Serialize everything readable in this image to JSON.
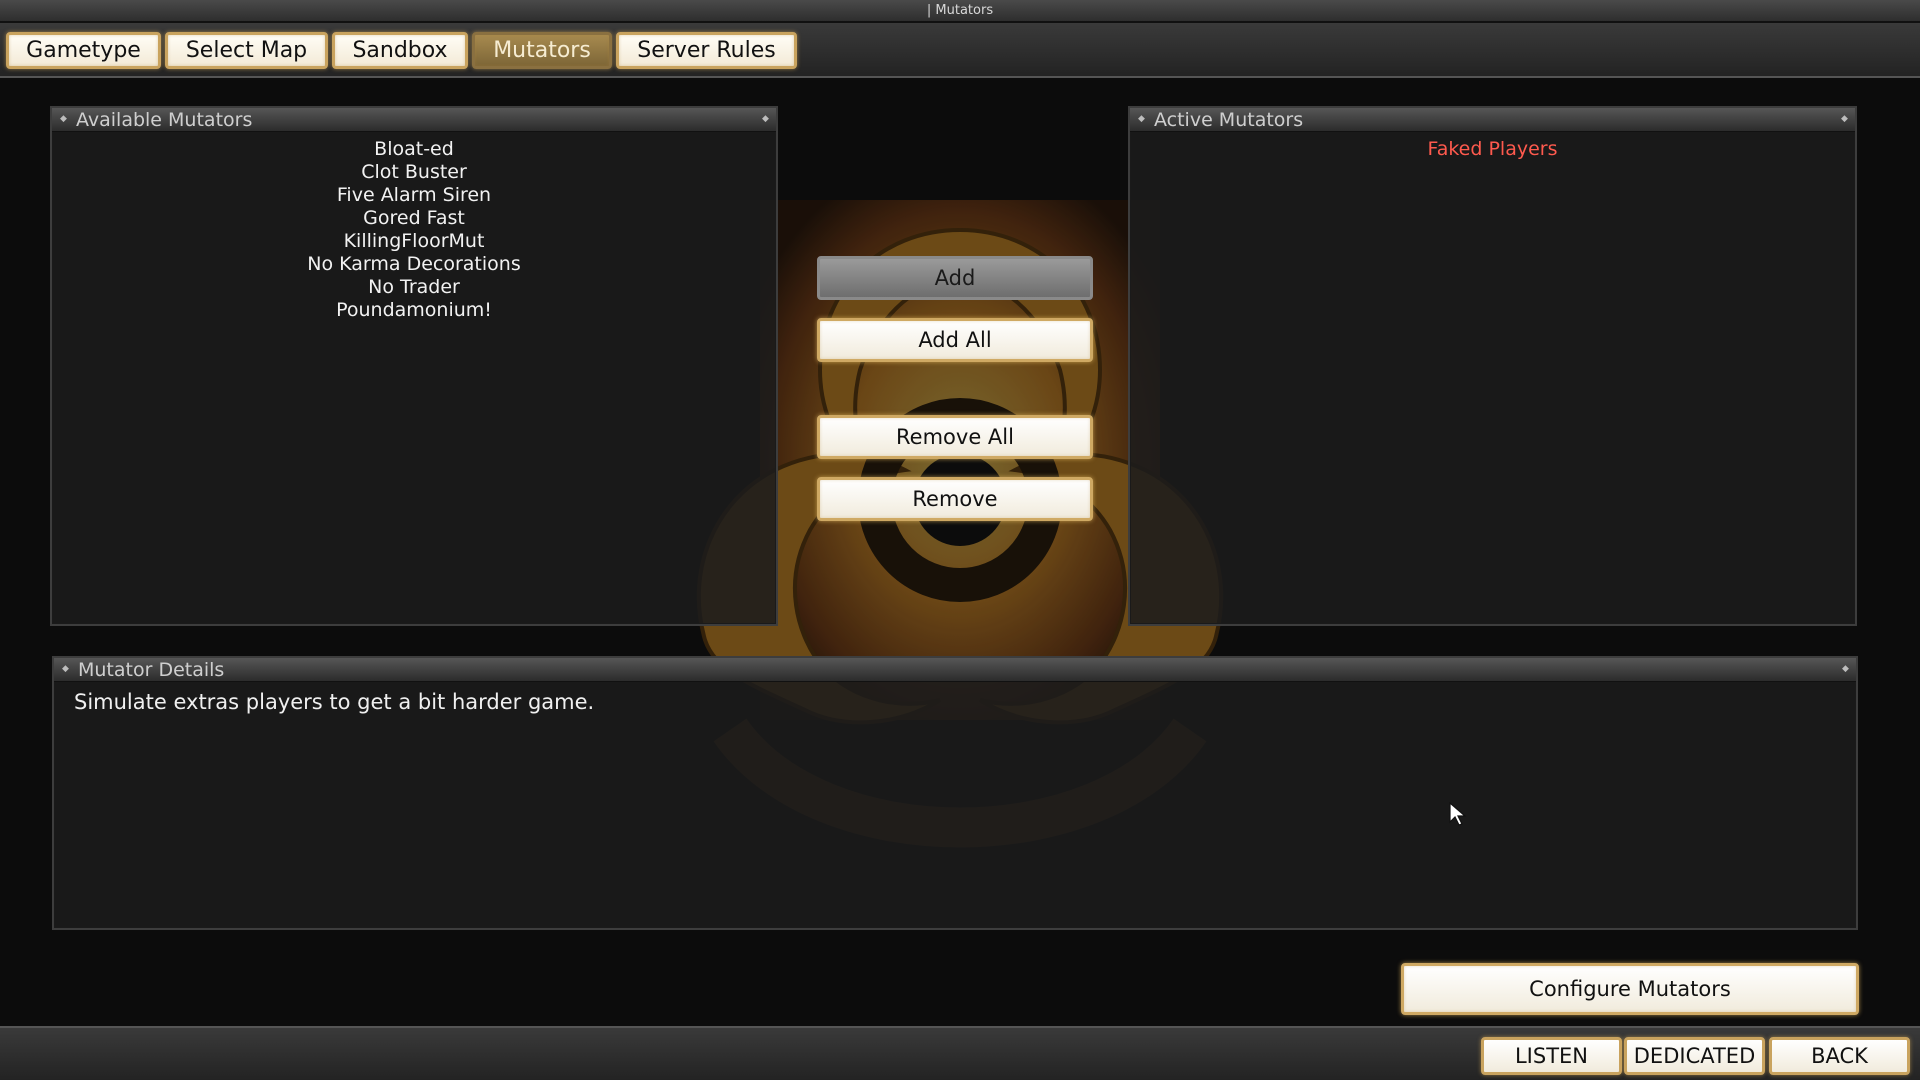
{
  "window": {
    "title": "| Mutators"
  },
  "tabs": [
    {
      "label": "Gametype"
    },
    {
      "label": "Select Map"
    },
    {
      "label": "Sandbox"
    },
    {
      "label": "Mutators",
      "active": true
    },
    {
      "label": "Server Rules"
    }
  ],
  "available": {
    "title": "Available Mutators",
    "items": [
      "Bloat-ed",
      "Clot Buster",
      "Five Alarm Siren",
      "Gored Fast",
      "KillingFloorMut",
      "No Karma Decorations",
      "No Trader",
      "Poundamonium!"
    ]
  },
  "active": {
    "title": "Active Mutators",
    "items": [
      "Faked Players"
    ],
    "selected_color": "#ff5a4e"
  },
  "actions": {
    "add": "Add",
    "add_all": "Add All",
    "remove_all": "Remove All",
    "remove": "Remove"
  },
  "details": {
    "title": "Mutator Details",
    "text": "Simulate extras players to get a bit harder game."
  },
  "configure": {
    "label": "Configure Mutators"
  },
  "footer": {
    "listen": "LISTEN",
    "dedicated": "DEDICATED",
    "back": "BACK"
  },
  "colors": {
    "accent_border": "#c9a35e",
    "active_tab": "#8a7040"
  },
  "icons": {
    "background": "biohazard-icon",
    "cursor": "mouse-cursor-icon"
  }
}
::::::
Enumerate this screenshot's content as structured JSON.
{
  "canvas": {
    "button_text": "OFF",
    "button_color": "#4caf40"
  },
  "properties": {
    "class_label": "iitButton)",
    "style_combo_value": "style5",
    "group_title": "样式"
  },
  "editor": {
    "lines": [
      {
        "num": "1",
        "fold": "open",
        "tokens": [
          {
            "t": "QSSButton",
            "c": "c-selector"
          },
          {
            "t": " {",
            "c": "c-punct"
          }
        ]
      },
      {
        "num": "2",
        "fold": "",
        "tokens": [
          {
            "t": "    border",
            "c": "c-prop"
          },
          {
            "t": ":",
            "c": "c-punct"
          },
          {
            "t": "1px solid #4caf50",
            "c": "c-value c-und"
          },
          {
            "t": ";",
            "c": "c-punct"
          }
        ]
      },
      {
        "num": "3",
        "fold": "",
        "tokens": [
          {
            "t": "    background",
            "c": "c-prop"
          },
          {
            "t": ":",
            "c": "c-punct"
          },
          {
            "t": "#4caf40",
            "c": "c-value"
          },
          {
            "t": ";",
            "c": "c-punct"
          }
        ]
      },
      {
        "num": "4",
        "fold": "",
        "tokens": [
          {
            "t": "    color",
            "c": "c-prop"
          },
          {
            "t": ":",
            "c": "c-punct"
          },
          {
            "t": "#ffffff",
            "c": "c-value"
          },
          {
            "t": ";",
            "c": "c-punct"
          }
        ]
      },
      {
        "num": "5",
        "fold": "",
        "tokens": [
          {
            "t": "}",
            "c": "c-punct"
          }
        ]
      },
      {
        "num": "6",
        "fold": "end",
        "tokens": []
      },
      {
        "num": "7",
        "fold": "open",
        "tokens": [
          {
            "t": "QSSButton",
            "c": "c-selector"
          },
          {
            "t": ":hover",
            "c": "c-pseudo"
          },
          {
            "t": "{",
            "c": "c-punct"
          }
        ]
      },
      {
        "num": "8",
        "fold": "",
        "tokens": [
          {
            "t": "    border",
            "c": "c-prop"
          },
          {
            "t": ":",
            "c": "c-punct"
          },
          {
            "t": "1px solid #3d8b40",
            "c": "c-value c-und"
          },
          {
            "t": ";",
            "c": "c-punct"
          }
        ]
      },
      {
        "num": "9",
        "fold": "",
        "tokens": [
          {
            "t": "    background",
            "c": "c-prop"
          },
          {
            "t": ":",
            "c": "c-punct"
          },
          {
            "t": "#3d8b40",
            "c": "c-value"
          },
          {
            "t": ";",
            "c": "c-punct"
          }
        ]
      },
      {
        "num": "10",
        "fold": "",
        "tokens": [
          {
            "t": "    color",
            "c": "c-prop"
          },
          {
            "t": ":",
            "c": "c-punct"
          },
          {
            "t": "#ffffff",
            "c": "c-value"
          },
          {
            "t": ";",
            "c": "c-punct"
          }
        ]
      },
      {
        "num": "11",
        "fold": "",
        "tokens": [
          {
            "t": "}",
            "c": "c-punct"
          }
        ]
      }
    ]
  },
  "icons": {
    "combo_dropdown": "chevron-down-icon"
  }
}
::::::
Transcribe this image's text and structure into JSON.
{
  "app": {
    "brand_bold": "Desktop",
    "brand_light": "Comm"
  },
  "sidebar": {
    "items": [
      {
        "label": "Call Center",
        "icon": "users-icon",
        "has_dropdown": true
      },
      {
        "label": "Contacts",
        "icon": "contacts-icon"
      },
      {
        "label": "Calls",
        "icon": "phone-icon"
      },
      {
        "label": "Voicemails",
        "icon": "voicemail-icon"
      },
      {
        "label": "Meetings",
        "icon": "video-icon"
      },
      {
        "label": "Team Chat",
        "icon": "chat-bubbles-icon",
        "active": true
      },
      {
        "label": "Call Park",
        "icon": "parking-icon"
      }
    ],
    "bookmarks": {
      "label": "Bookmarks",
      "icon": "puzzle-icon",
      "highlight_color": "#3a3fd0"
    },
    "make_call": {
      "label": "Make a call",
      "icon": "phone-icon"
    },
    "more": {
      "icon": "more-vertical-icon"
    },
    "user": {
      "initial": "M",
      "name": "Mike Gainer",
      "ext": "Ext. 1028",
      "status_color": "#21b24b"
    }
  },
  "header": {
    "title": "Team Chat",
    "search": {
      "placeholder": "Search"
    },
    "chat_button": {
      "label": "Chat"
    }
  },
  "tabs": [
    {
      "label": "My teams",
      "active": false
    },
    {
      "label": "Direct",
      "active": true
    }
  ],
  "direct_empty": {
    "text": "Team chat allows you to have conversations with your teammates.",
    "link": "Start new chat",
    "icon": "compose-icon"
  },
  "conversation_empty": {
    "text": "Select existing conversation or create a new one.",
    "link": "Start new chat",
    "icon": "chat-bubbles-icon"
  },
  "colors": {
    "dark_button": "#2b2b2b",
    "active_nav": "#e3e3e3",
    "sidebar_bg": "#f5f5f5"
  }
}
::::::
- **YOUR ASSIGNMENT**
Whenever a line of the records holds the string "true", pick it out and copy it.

- **TASK ANSWER**
      "active": true
        "has_dropdown": true
        "active": true
      "active": true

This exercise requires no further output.